How to spot if your horse requires a dental check-up? Loss of weight and appetite can be common when a horse has sharp teeth. Other noticeable signs include a change in attitude towards their ridden work and head shaking.
Now you have had the tack, back and teeth given the all clear, it is at this point you would expect a horse in pain to start showing signs of improvement in their behaviour whilst being ridden.
Consider riding lessons
Amateur riders who have the means should have regular riding lessons regardless of ability. It is very easy to fall into bad habits and very hard to change those if left unchanged for a long time. I have a sharp horse and my bad habit is to use my hands instead of my leg when he starts messing about – having an instructor on the ground to remind me stops this habit of mine from growing into a major problem.
If your horse is still misbehaving whilst being ridden, perhaps it is the way you’re asking your horse rather than pain. An instructor might spot something from the ground that you can’t feel. Even if you do not want to have regular lessons long term, one lesson per week for a month or two to fix a serious behavioural issue would be a worthwhile investment.
X-rays and scans
Failing to train out the naughty behaviour with a riding instructor may be the point where you call out your vet who may advise some x-rays or scans to look for issues that aren’t visible to the naked eye. Your horse may not be lame but there’s a chance that something internally is causing the pain. The early stages of kissing spine for example are not always obvious in a horse and may require x-rays to reach an official conclusion. Although it sounds scary, the advancement of technology and medicine means that most conditions can be treated.
However, if there is nothing physically wrong with your horse, what next!?
Re-schooled by a professional rider
If you have followed the above pointers and your horse has a glowing bill of health, with correctly fitting tack and you have invested in lessons yourself all to no avail, it may at this point be worth exploring the possibility of sending your horse to a professional rider to be retrained.
There is nothing wrong with seeking out an expert. Professional riders will be spending on average four hours a day, six days a week in the saddle. The variety of horses they will ride along with the amount of time spent riding means they have a significant advantage over you when it comes to fixing behavioural problems.
Going down this route can be effective, but it is sometimes advisable once the problem is fixed to attend riding lessons with the professional so they can teach you to work your horse in the way they found effective. You may also need booster lessons every three to six months to stop your horse from reverting back to a way of going that led to the behavioural issues in the first place.
Repeat, repeat, repeat
If you have tried all of the above and your horse is still naughty when you’re riding, keep trying different variations of key areas: tack, lessons, re-schooling, and health check-ups. It may take a couple of iterations until you crack the code but when you do it will be worth it. The more time you spend caring after and riding your horse with these pointers in mind, the more you will understand your horse and therefore improve the chances of remedying any behavioural issues.
To wrap up
Progress won’t happen overnight.

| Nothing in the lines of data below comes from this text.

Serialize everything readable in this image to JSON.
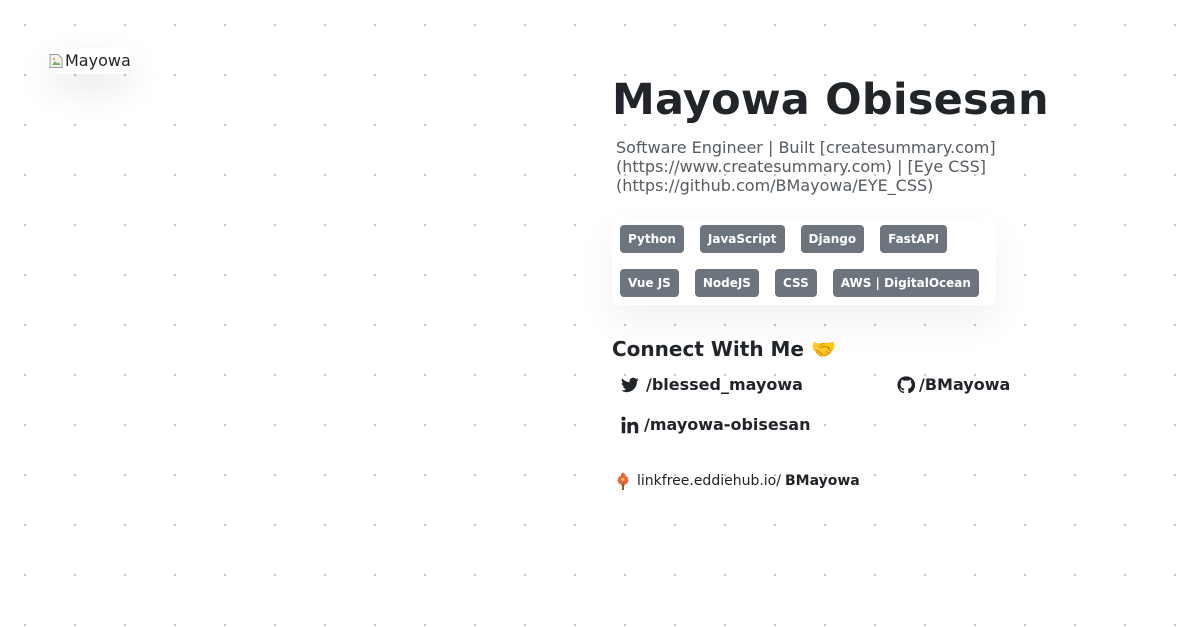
{
  "avatar": {
    "alt": "Mayowa"
  },
  "profile": {
    "name": "Mayowa Obisesan",
    "bio": "Software Engineer | Built [createsummary.com](https://www.createsummary.com) | [Eye CSS](https://github.com/BMayowa/EYE_CSS)"
  },
  "skills": [
    "Python",
    "JavaScript",
    "Django",
    "FastAPI",
    "Vue JS",
    "NodeJS",
    "CSS",
    "AWS | DigitalOcean"
  ],
  "connect": {
    "title": "Connect With Me 🤝",
    "twitter": "/blessed_mayowa",
    "github": "/BMayowa",
    "linkedin": "/mayowa-obisesan"
  },
  "linkfree": {
    "domain": "linkfree.eddiehub.io/",
    "username": "BMayowa"
  },
  "icons": {
    "avatar": "broken-image-icon",
    "twitter": "twitter-icon",
    "github": "github-icon",
    "linkedin": "linkedin-icon",
    "linkfree": "linkfree-logo-icon"
  },
  "colors": {
    "text": "#212529",
    "bio": "#555b61",
    "badge": "#6c757d",
    "badge_text": "#ffffff",
    "dots": "#c4c4c4"
  }
}
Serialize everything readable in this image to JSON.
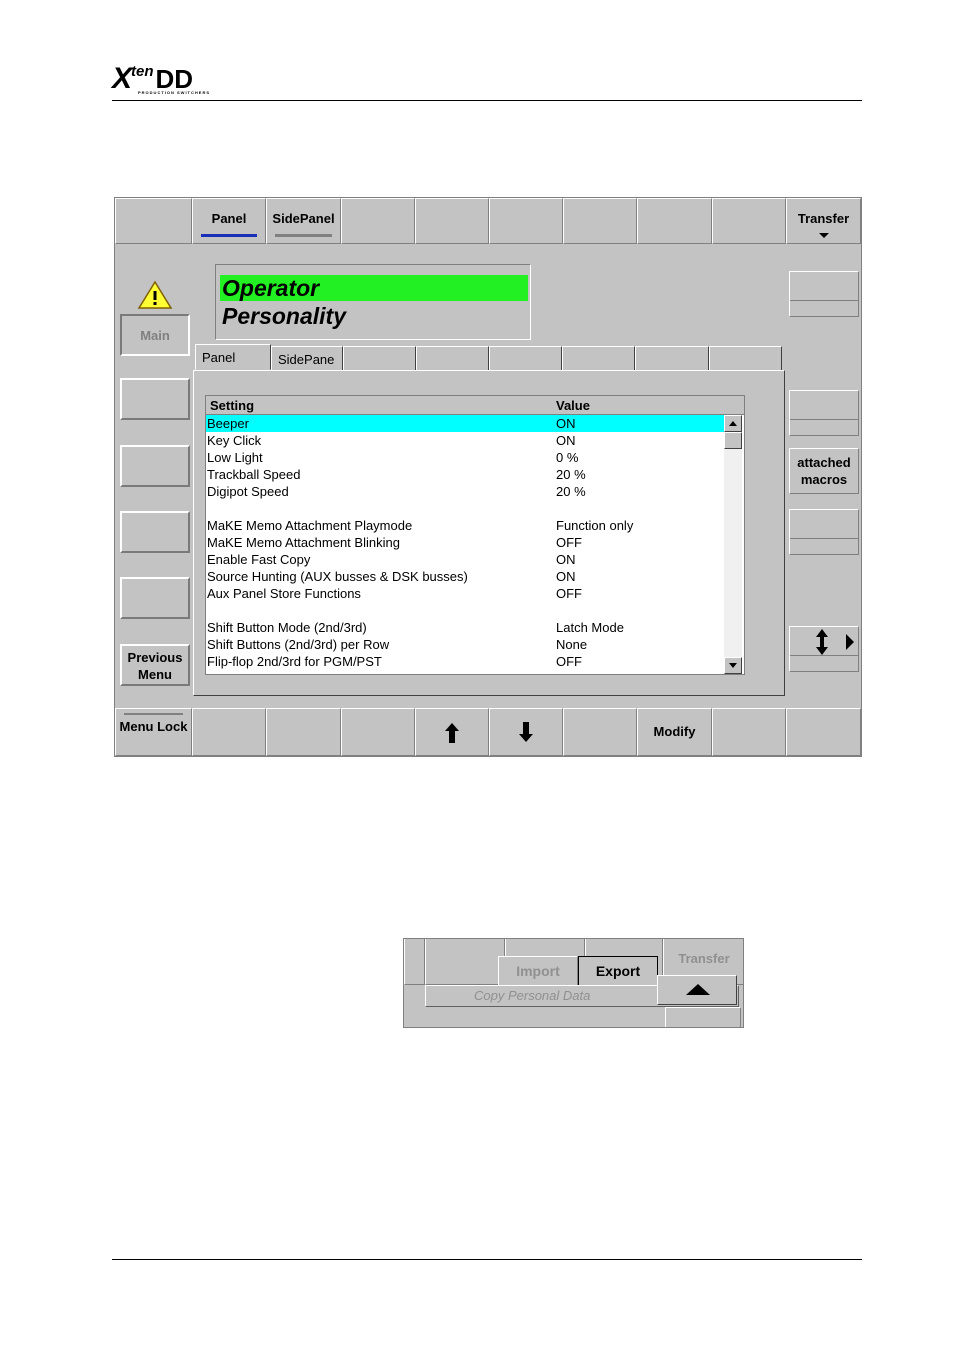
{
  "header": {
    "logo_x": "X",
    "logo_ten": "ten",
    "logo_dd": "DD",
    "logo_sub": "PRODUCTION SWITCHERS"
  },
  "main_screen": {
    "top_bar": {
      "panel_label": "Panel",
      "sidepanel_label": "SidePanel",
      "transfer_label": "Transfer"
    },
    "left_buttons": {
      "main_label": "Main",
      "previous_menu_label": "Previous Menu"
    },
    "title": {
      "line1": "Operator",
      "line2": "Personality"
    },
    "tabs": [
      {
        "label": "Panel"
      },
      {
        "label": "SidePane"
      }
    ],
    "table": {
      "headers": {
        "setting": "Setting",
        "value": "Value"
      },
      "rows": [
        {
          "setting": "Beeper",
          "value": "ON",
          "selected": true
        },
        {
          "setting": "Key Click",
          "value": "ON"
        },
        {
          "setting": "Low Light",
          "value": "0 %"
        },
        {
          "setting": "Trackball Speed",
          "value": "20 %"
        },
        {
          "setting": "Digipot Speed",
          "value": "20 %"
        },
        {
          "setting": "",
          "value": ""
        },
        {
          "setting": "MaKE Memo Attachment Playmode",
          "value": "Function only"
        },
        {
          "setting": "MaKE Memo Attachment Blinking",
          "value": "OFF"
        },
        {
          "setting": "Enable Fast Copy",
          "value": "ON"
        },
        {
          "setting": "Source Hunting (AUX busses & DSK busses)",
          "value": "ON"
        },
        {
          "setting": "Aux Panel Store Functions",
          "value": "OFF"
        },
        {
          "setting": "",
          "value": ""
        },
        {
          "setting": "Shift Button Mode (2nd/3rd)",
          "value": "Latch Mode"
        },
        {
          "setting": "Shift Buttons (2nd/3rd) per Row",
          "value": "None"
        },
        {
          "setting": "Flip-flop 2nd/3rd for PGM/PST",
          "value": "OFF"
        }
      ]
    },
    "right_buttons": {
      "attached_macros_label": "attached macros"
    },
    "bottom_bar": {
      "menu_lock_label": "Menu Lock",
      "modify_label": "Modify"
    },
    "colors": {
      "panel_bg": "#c3c3c3",
      "title_highlight": "#22f022",
      "row_selection": "#00ffff",
      "tab_underline_active": "#1a2fb8"
    }
  },
  "transfer_popup": {
    "import_label": "Import",
    "export_label": "Export",
    "transfer_label": "Transfer",
    "copy_label": "Copy Personal Data"
  }
}
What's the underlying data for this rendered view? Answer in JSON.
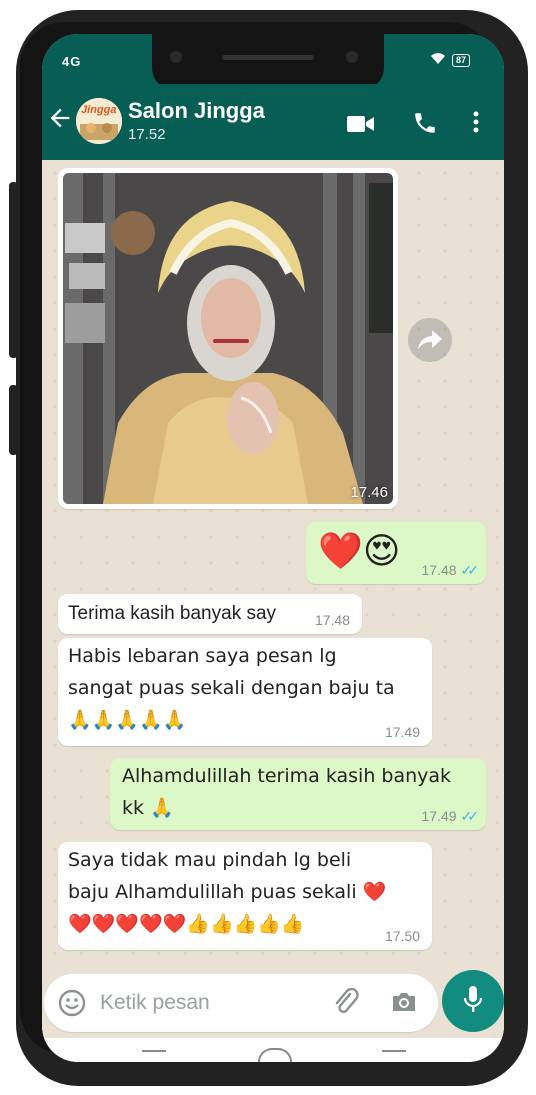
{
  "status_bar": {
    "network": "4G",
    "battery": "87"
  },
  "header": {
    "contact_name": "Salon Jingga",
    "subtitle": "17.52",
    "avatar_text": "Jingga"
  },
  "messages": [
    {
      "type": "image",
      "direction": "in",
      "time": "17.46"
    },
    {
      "direction": "out",
      "text": "❤️😍",
      "time": "17.48",
      "read": true
    },
    {
      "direction": "in",
      "text": "Terima kasih banyak say",
      "time": "17.48"
    },
    {
      "direction": "in",
      "text": "Habis lebaran saya pesan lg sangat puas sekali dengan baju ta🙏🙏🙏🙏🙏",
      "time": "17.49"
    },
    {
      "direction": "out",
      "text": "Alhamdulillah terima kasih banyak kk 🙏",
      "time": "17.49",
      "read": true
    },
    {
      "direction": "in",
      "text": "Saya tidak mau pindah lg beli baju Alhamdulillah puas sekali ❤️❤️❤️❤️❤️❤️👍👍👍👍👍",
      "time": "17.50"
    }
  ],
  "input": {
    "placeholder": "Ketik pesan"
  },
  "colors": {
    "header": "#075e54",
    "outgoing": "#dcf8c6",
    "incoming": "#ffffff",
    "mic": "#128c7e",
    "read_ticks": "#34b7f1"
  },
  "icons": [
    "back-arrow-icon",
    "video-call-icon",
    "phone-icon",
    "more-icon",
    "forward-icon",
    "emoji-icon",
    "attach-icon",
    "camera-icon",
    "mic-icon"
  ]
}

Stay patient and focus on your long-term goal. Sometimes it may not be easy, but it is always rewarding. Best of luck and if these tips help you, or you have some tales of how you managed to turn your horse’s behaviour around, drop a note to firstname.lastname@example.org – we would love to hear from you!